Teague underwent 35 radiation treatments for about 20 minutes per session, Monday through Friday, at Union Hospital, Teague said. Teague said she felt no adverse effects from the therapy, except tiredness.
Teague said she drove herself to her doctor’s appointments.
“I was really kind of independent,” she said.
After her treatments were completed, Teague went for two mammograms a year for 10 years, but now goes for yearly mammograms. Teague was also prescribed tamoxifen, which is used to prevent breast cancer in women and help treat the cancer, for 10 years, but no longer has to take it.
Teague credits her faith for helping for get through her diagnosis and treatments.

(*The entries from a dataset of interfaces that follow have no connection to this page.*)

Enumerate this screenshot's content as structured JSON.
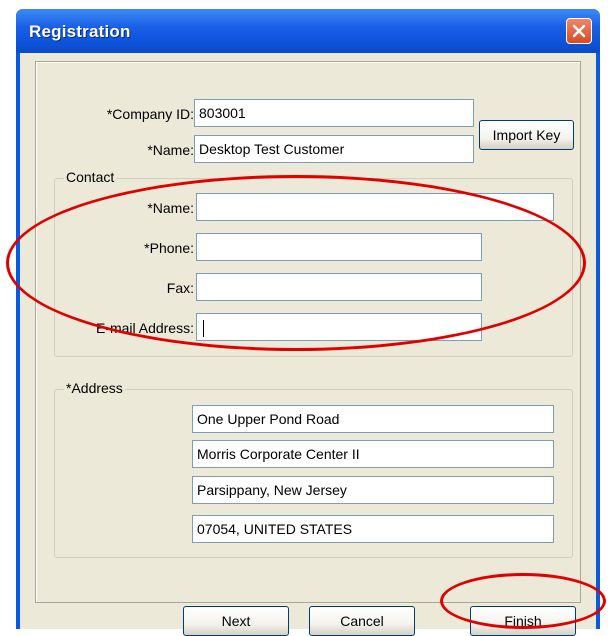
{
  "window": {
    "title": "Registration"
  },
  "form": {
    "company_id_label": "*Company ID:",
    "company_id_value": "803001",
    "name_label": "*Name:",
    "name_value": "Desktop Test Customer",
    "import_key_label": "Import Key"
  },
  "contact": {
    "legend": "Contact",
    "name_label": "*Name:",
    "name_value": "",
    "phone_label": "*Phone:",
    "phone_value": "",
    "fax_label": "Fax:",
    "fax_value": "",
    "email_label": "E-mail Address:",
    "email_value": ""
  },
  "address": {
    "legend": "*Address",
    "lines": [
      "One Upper Pond Road",
      "Morris Corporate Center II",
      "Parsippany, New Jersey",
      "07054, UNITED STATES"
    ]
  },
  "buttons": {
    "next": "Next",
    "cancel": "Cancel",
    "finish": "Finish"
  },
  "annotations": {
    "highlight_color": "#e00000"
  }
}
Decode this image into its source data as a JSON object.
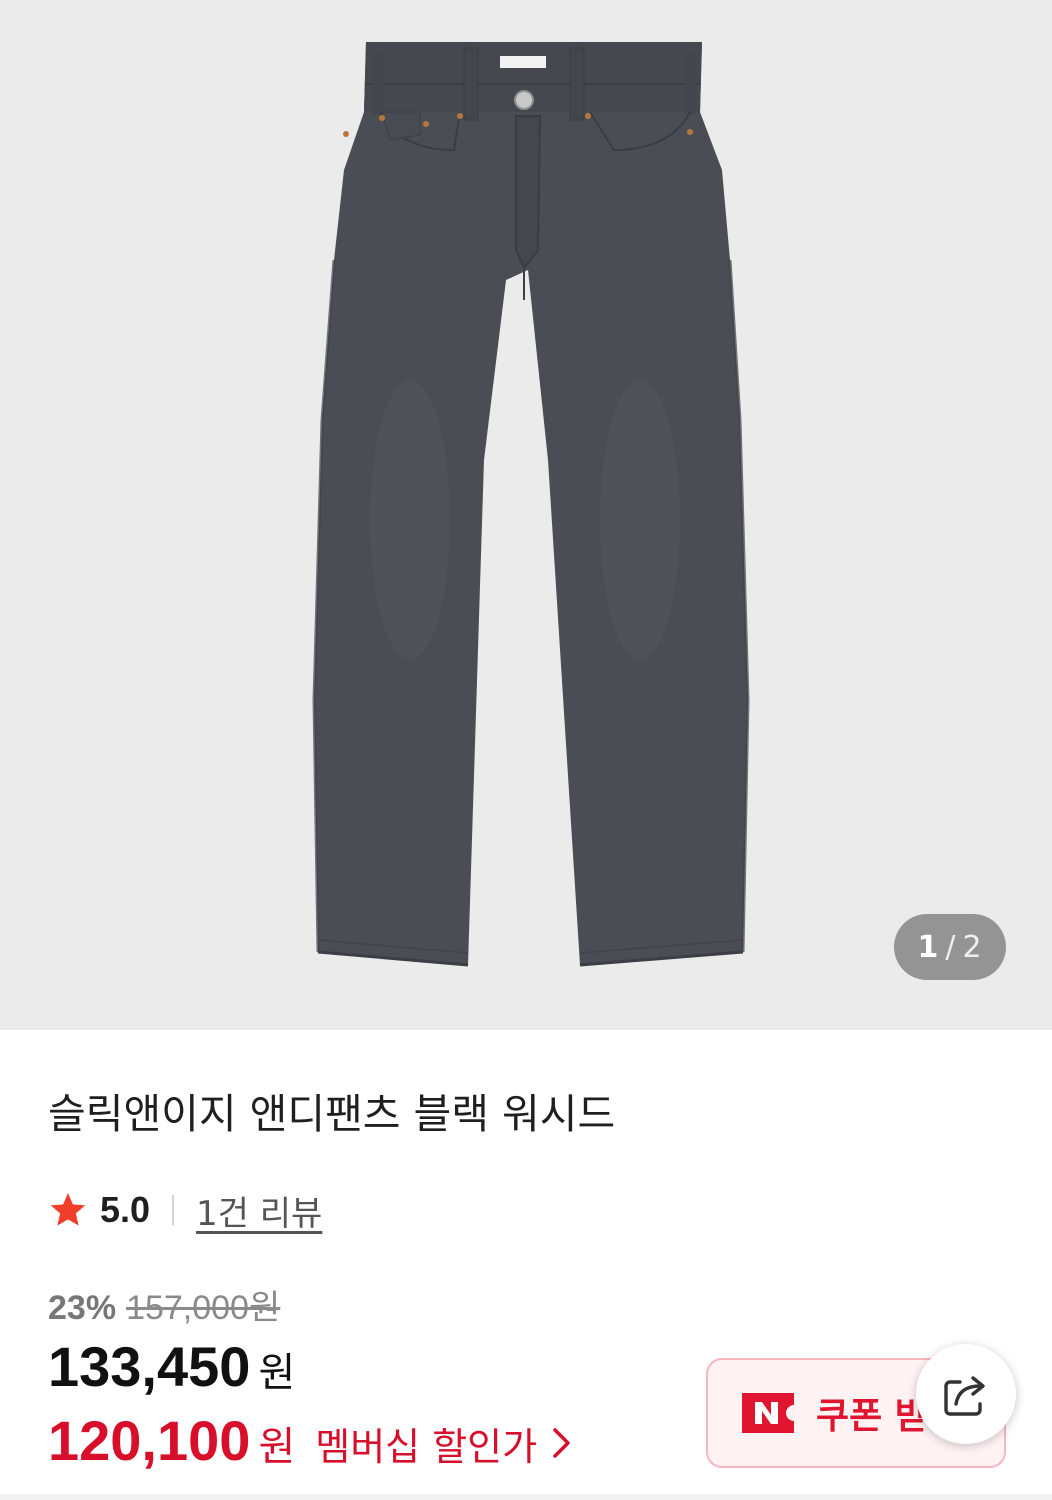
{
  "gallery": {
    "current": "1",
    "separator": "/",
    "total": "2",
    "image_subject": "jeans-image"
  },
  "product": {
    "title": "슬릭앤이지 앤디팬츠 블랙 워시드",
    "rating": "5.0",
    "review_link": "1건 리뷰",
    "discount_rate": "23%",
    "original_price": "157,000원",
    "price": "133,450",
    "price_unit": "원",
    "member_price": "120,100",
    "member_price_unit": "원",
    "member_label": "멤버십 할인가"
  },
  "coupon": {
    "badge": "N",
    "label": "쿠폰 받기"
  },
  "colors": {
    "accent_red": "#d80f2b",
    "star": "#f03e2a",
    "coupon_bg": "#fff3f4",
    "coupon_border": "#f6b7bf",
    "gallery_bg": "#ebebeb"
  },
  "icons": {
    "star": "star-icon",
    "chevron": "chevron-right-icon",
    "share": "share-icon",
    "coupon_badge": "naver-n-icon"
  }
}
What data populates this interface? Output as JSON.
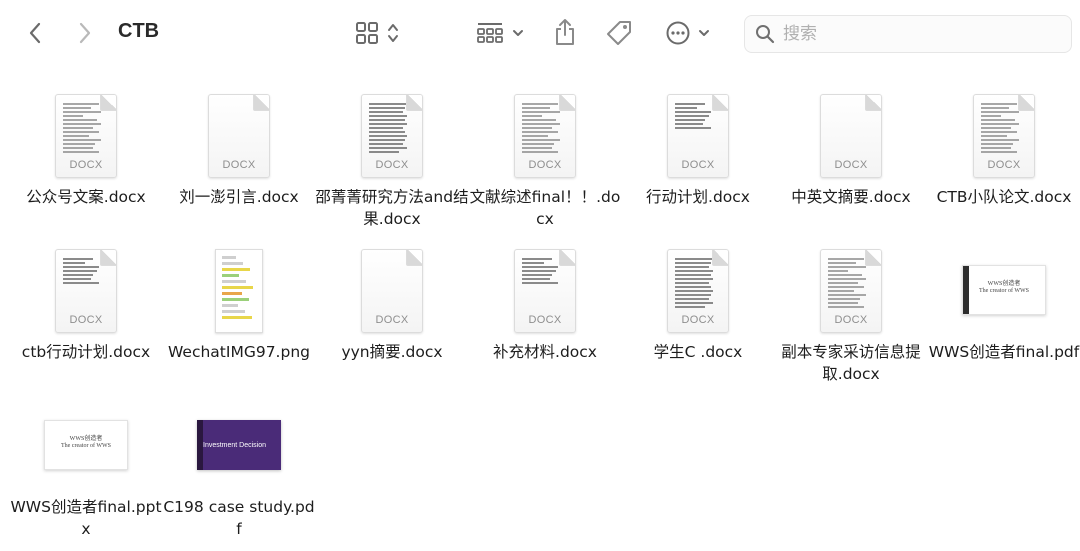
{
  "toolbar": {
    "title": "CTB",
    "back_icon": "chevron-left-icon",
    "forward_icon": "chevron-right-icon",
    "view_icon": "grid-view-icon",
    "group_icon": "group-icon",
    "share_icon": "share-icon",
    "tag_icon": "tag-icon",
    "more_icon": "ellipsis-circle-icon",
    "search_placeholder": "搜索"
  },
  "files": [
    {
      "name": "公众号文案.docx",
      "ext": "DOCX",
      "kind": "doc"
    },
    {
      "name": "刘一澎引言.docx",
      "ext": "DOCX",
      "kind": "doc"
    },
    {
      "name": "邵菁菁研究方法and结果.docx",
      "ext": "DOCX",
      "kind": "doc"
    },
    {
      "name": "文献综述final！！.docx",
      "ext": "DOCX",
      "kind": "doc"
    },
    {
      "name": "行动计划.docx",
      "ext": "DOCX",
      "kind": "doc"
    },
    {
      "name": "中英文摘要.docx",
      "ext": "DOCX",
      "kind": "doc"
    },
    {
      "name": "CTB小队论文.docx",
      "ext": "DOCX",
      "kind": "doc"
    },
    {
      "name": "ctb行动计划.docx",
      "ext": "DOCX",
      "kind": "doc"
    },
    {
      "name": "WechatIMG97.png",
      "ext": "",
      "kind": "png"
    },
    {
      "name": "yyn摘要.docx",
      "ext": "DOCX",
      "kind": "doc"
    },
    {
      "name": "补充材料.docx",
      "ext": "DOCX",
      "kind": "doc"
    },
    {
      "name": "学生C .docx",
      "ext": "DOCX",
      "kind": "doc"
    },
    {
      "name": "副本专家采访信息提取.docx",
      "ext": "DOCX",
      "kind": "doc"
    },
    {
      "name": "WWS创造者final.pdf",
      "ext": "",
      "kind": "pdf",
      "thumb_text": "WWS创造者\nThe creator of WWS"
    },
    {
      "name": "WWS创造者final.pptx",
      "ext": "",
      "kind": "pptx",
      "thumb_text": "WWS创造者\nThe creator of WWS"
    },
    {
      "name": "C198 case study.pdf",
      "ext": "",
      "kind": "purple",
      "thumb_text": "Investment Decision"
    }
  ]
}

Teague’s church, Moore’s Chapel, prayed for her during Sunday Services during her initial diagnosis. She also attended church more and prayed more often. Teague also received support from her two daughters, who participated in Relay for Life. Her husband had passed away from leukemia in 1992.
“I feel very fortunate and then fortunately, God is good all the time,” Teague said. “To me, I don’t know how people handle crisis if they don’t have faith or religious background.” The importance of
mammograms The best way to catch breast cancer early is through annual mammograms.
Sheelagh Stewart, manager of the Breast Cancer Center at Union Hospital, said women should begin annual mammograms at the age of 40, unless a woman is high- risk. Those who are high- risk have had the cancer before or have an immediate family who was been diagnosed, such as a mother.
The hospital’s breast cancer center offers radiation and chemotherapy, as well lumpectomies, mastectomies and other ser vices, said Nancy Billion, a registered nurse at the hospital’s cancer center. Research shows that most women benefit more from a lumpectomy compared to a mastectomy and both have a similar sur vival rate, she said.
Over the years, there have been many improvements in breast cancer treatment, particularly with treatment becoming more individualized, Billon said.
Patients receive different types of treatment based on the type of breast cancer and other factors, Billon said. In the past, patients would usually have a mastectomy and high- dose radiation, but that is not the case today because it is based on the patient’s case and what is the best treatment plan for the patient, she said.
Stewart noted that women who are diagnosed early tend to have a lumpectomy with some radiation, rather than those who are diagnosed later and usually must undergo treatments such as a mastectomy, radiation or chemotherapy.
“We have people who come in every year and are good about it and when they come in and it is a breast cancer, it is a much easier path for them, usually because we’re looking at an early detection,” Stewart said.
Rising Sun resident and breast cancer survivor Sallie Teague stands in front of a Breast Cancer Awareness banner at Rising Sun Town Hall.